Friday, September 17th 2021, 4:37 am - On this day in weather history, NASA introduced the Space Shuttle Enterprise to the public.
This Day In Weather History is a daily podcast by Chris Mei from The Weather Network, featuring stories about people, communities and events and how weather impacted them.
On Friday, September 17, 1976, the Space Shuttle program introduced the Space Shuttle Enterprise, its first orbiter. The shuttle was designed to perform atmospheric test flights and was built without engines or a working heat shield, so it wasn't fit for spaceflight.
The Enterprise cost around $10 billion to construct and almost a decade. It became the first shuttle to fly freely when a Boeing 747 airplane lifted it 25,000 feet and let it glide.
"The space shuttle prototype Enterprise flies free after being released from NASA's 747 Shuttle Carrier Aircraft over Rogers Dry Lakebed during the second of five free flights carried out at the Dryden Flight Research Center, in Edwards, Calif., as part of the shuttle program's Approach and Landing Tests (ALT). Courtesy of NASA
The Enterprise was named after Star Trek's fictional starship, USS Enterprise. It received this moniker after Star Trek fans convinced President Gerald Ford through a letter-writing campaign.

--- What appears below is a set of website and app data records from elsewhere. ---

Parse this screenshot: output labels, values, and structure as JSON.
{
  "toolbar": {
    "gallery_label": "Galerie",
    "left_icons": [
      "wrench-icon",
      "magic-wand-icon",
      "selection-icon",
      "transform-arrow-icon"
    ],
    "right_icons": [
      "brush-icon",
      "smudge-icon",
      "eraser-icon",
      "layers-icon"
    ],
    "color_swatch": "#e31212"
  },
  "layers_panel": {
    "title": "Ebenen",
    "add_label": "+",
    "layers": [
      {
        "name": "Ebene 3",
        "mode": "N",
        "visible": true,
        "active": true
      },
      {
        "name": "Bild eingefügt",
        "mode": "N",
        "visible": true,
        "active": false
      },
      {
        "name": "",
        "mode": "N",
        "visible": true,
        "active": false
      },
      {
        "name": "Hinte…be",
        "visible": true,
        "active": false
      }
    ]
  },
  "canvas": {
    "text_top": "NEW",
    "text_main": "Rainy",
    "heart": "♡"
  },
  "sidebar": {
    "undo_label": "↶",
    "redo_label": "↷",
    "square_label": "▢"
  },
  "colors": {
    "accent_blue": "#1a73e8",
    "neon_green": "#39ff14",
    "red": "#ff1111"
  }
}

The Space Shuttle program began regular flights to space with the Columbia spacecraft, which launched on April 12, 1981. This shuttle with launched by two solid-rocket boosters and an external tank. It orbited the Earth and completed its two-day mission.

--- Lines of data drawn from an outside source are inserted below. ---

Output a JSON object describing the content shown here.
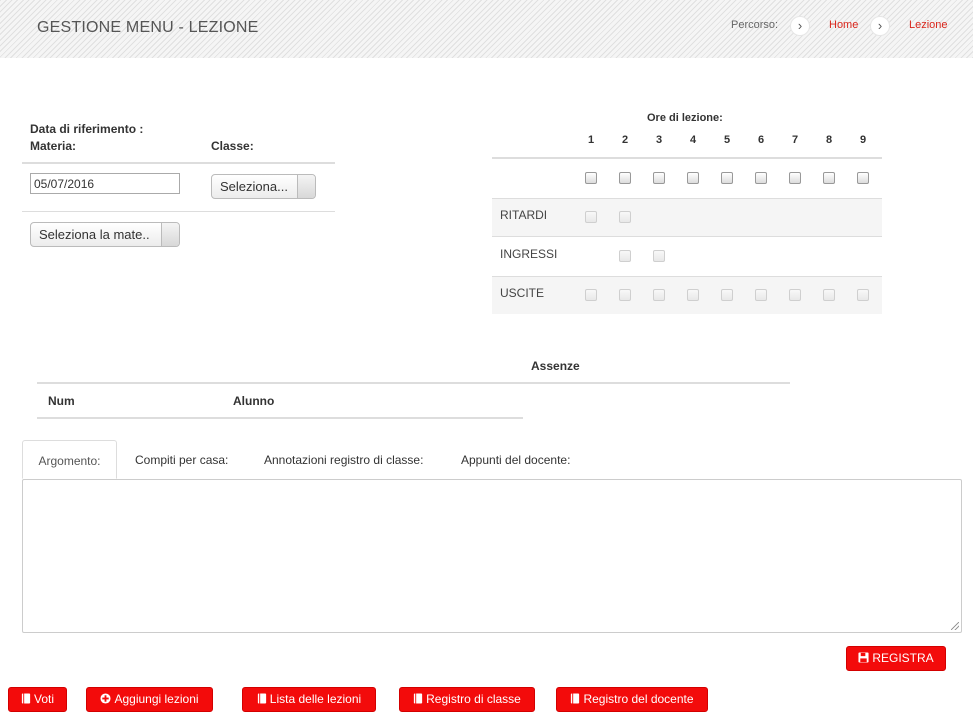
{
  "header": {
    "title": "GESTIONE MENU - LEZIONE",
    "breadcrumb_label": "Percorso:",
    "breadcrumb": [
      "Home",
      "Lezione"
    ]
  },
  "form": {
    "date_label": "Data di riferimento :",
    "subject_label": "Materia:",
    "class_label": "Classe:",
    "date_value": "05/07/2016",
    "class_select": "Seleziona...",
    "subject_select": "Seleziona la mate.."
  },
  "hours": {
    "title": "Ore di lezione:",
    "numbers": [
      "1",
      "2",
      "3",
      "4",
      "5",
      "6",
      "7",
      "8",
      "9"
    ],
    "rows": [
      "RITARDI",
      "INGRESSI",
      "USCITE"
    ]
  },
  "absences": {
    "title": "Assenze",
    "columns": [
      "Num",
      "Alunno"
    ]
  },
  "tabs": [
    "Argomento:",
    "Compiti per casa:",
    "Annotazioni registro di classe:",
    "Appunti del docente:"
  ],
  "buttons": {
    "save": "REGISTRA",
    "voti": "Voti",
    "add_lessons": "Aggiungi lezioni",
    "lesson_list": "Lista delle lezioni",
    "class_register": "Registro di classe",
    "teacher_register": "Registro del docente"
  },
  "colors": {
    "accent": "#f30b0b",
    "link": "#d9261c"
  }
}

The Space Shuttle program faced major setbacks with the Challenger space shuttle exploded 74 seconds after takeoff on Jan. 28, 1986. All seven crew members on board were killed.
"Fred Haise and Gordon Fullerton (wearing oxygen mask) in Enterprise's cockpit, 1977." Courtesy of Wikipedia
The program started again in 1988 with the shuttle Discovery. After that launch, NASA's space program led ongoing missions, like Hubble Space Telescope maintenance and International Space Station construction.
On Feb. 1, 2003, NASA faced another setback, when Columbia disintegrated upon re-entry to Earth. Once again, all seven astronauts aboard were killed.
After the second catastrophe, the space shuttle program was grounded until 2005, with the launch of the Discovery.
In July 2011, NASA's Space Shuttle program launched its final mission.
To learn more about the Space Shuttle Enterprise and Space Shuttle program, listen to today's episode of "This Day In Weather History."